In cities that have long struggled with disinvestment and the loss of jobs, leaders might be tempted to focus on growth at all costs. However, a growing body of evidence shows that revitalization works best when everyone shares in its benefits. This reality became even clearer during the COVID-19 pandemic, which deepened racial and economic inequities.\r\n\r\nThe need for equitable revitalization is especially urgent in smaller legacy cities, places with populations under 200,000, many of them in Ohio, that have lost substantial numbers and manufacturing bases since the mid-20th century. Join us for a conversation with Alison Goebel, Executive Director of the Greater Ohio Policy Center, who will share lessons and strategies from the forthcoming Lincoln Institute of Land Policy report, Equitably Developing America\'s Smaller Legacy Cities: Investing in Residents from South Bend to Worcester.\r\n\r\nGoebel will be joined by Jay Williams, CEO of the Hartford Foundation for Public Giving, and former mayor of Youngstown, Ohio, to discuss the importance of and lessons learned while advancing equitable development. The increased sense of urgency among many policy makers to address longstanding economic and racial disparities at this moment creates unique opportunities to foreground equity in revitalization strategies. Local changemakers can utilize a host of policies and programs focused on both physical development and investment in residents to promote shared prosperity in their communities.\r\n\r\nJoin us for a lively conversation about what works, what to avoid, and what more equitable development might mean to you and your city.
Youth Forum: Youth Voices on Free Speech

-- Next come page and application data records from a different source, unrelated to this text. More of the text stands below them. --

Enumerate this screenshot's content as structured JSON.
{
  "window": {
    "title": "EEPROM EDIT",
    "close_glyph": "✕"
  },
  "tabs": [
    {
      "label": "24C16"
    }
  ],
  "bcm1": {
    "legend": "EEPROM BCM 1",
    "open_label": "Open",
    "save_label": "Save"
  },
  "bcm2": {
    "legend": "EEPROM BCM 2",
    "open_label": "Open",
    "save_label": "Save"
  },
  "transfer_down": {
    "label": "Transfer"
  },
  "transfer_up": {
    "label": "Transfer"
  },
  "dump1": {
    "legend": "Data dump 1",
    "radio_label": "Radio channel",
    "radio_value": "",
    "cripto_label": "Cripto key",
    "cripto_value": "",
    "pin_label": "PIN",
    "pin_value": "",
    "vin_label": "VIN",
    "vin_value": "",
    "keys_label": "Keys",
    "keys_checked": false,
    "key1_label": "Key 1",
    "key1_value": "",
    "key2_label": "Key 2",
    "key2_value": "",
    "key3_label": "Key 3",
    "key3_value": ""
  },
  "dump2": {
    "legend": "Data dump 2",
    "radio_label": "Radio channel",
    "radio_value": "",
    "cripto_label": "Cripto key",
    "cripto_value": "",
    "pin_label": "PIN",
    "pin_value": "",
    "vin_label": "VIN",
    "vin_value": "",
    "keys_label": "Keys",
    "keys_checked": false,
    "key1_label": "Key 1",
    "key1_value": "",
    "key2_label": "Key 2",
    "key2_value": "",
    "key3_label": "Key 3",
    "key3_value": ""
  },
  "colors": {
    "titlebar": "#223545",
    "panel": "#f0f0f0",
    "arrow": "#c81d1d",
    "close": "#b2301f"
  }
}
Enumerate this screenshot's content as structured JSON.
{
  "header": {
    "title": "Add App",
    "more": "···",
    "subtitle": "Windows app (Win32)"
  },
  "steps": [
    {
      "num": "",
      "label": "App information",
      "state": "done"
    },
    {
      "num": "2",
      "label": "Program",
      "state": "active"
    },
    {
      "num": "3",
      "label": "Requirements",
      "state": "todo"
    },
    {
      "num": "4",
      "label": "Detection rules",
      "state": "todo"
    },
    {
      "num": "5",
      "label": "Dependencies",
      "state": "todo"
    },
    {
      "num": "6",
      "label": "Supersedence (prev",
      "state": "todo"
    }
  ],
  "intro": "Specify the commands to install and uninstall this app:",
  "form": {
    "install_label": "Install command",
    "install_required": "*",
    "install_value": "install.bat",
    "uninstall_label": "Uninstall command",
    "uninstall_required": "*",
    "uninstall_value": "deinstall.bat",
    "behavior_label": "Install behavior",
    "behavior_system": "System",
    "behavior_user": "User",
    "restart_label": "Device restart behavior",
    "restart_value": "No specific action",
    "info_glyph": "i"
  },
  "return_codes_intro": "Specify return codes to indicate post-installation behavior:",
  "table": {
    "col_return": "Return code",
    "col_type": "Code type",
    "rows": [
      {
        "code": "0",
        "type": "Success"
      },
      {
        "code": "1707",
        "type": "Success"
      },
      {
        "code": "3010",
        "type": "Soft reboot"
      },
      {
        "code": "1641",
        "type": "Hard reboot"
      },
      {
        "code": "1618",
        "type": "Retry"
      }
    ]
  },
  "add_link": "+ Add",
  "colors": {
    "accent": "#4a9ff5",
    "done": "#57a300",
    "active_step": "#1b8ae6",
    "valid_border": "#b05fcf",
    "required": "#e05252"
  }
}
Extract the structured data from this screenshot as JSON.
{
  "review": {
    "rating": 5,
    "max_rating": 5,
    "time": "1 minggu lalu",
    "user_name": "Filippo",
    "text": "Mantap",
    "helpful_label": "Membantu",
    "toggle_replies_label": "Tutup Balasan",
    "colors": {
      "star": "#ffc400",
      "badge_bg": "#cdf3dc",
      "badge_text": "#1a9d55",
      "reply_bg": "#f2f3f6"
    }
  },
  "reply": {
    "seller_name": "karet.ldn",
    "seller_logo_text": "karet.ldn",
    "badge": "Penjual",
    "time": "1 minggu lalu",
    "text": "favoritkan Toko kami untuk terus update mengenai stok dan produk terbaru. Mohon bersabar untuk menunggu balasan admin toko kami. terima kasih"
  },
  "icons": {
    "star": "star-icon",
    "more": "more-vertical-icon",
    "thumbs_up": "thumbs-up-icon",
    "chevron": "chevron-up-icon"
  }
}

It was the legendary civil rights leader and human rights advocate John Lewis who famously said in his autobiography Walking with the Wind: A Memoir of the Movement, \"I believe in freedom of speech, but I also believe that we have an obligation to condemn speech that is racist, bigoted, anti-Semitic, or hateful.\"\r\n\r\nThis year, the Maltz Museum of Jewish Heritage and The City Club of Cleveland raised the question of how freedom of speech has not only amplified voices of change, but voices spreading misinformation, untruths and hate as well, in their respective annual essay contests.\r\n\r\nIn their 13th Annual Stop the Hate(R) Youth Speak Out & Youth Sing Out Contest, the Maltz Museum specifically raised the question of how students have chosen to be agents of positive change when experiencing acts of injustice, racism, bigotry, or discrimination.\r\n\r\nIn the 2021 Free Speech Essay Contest, the City Club asked students what they would do in order to ensure the misinformation, extremism, and violence often spread on social media doesn't threaten the balance of free speech and democracy.\r\n\r\nJoin us as the contest winners share both their experiences with hate speech and their views on free speech in the 21st century.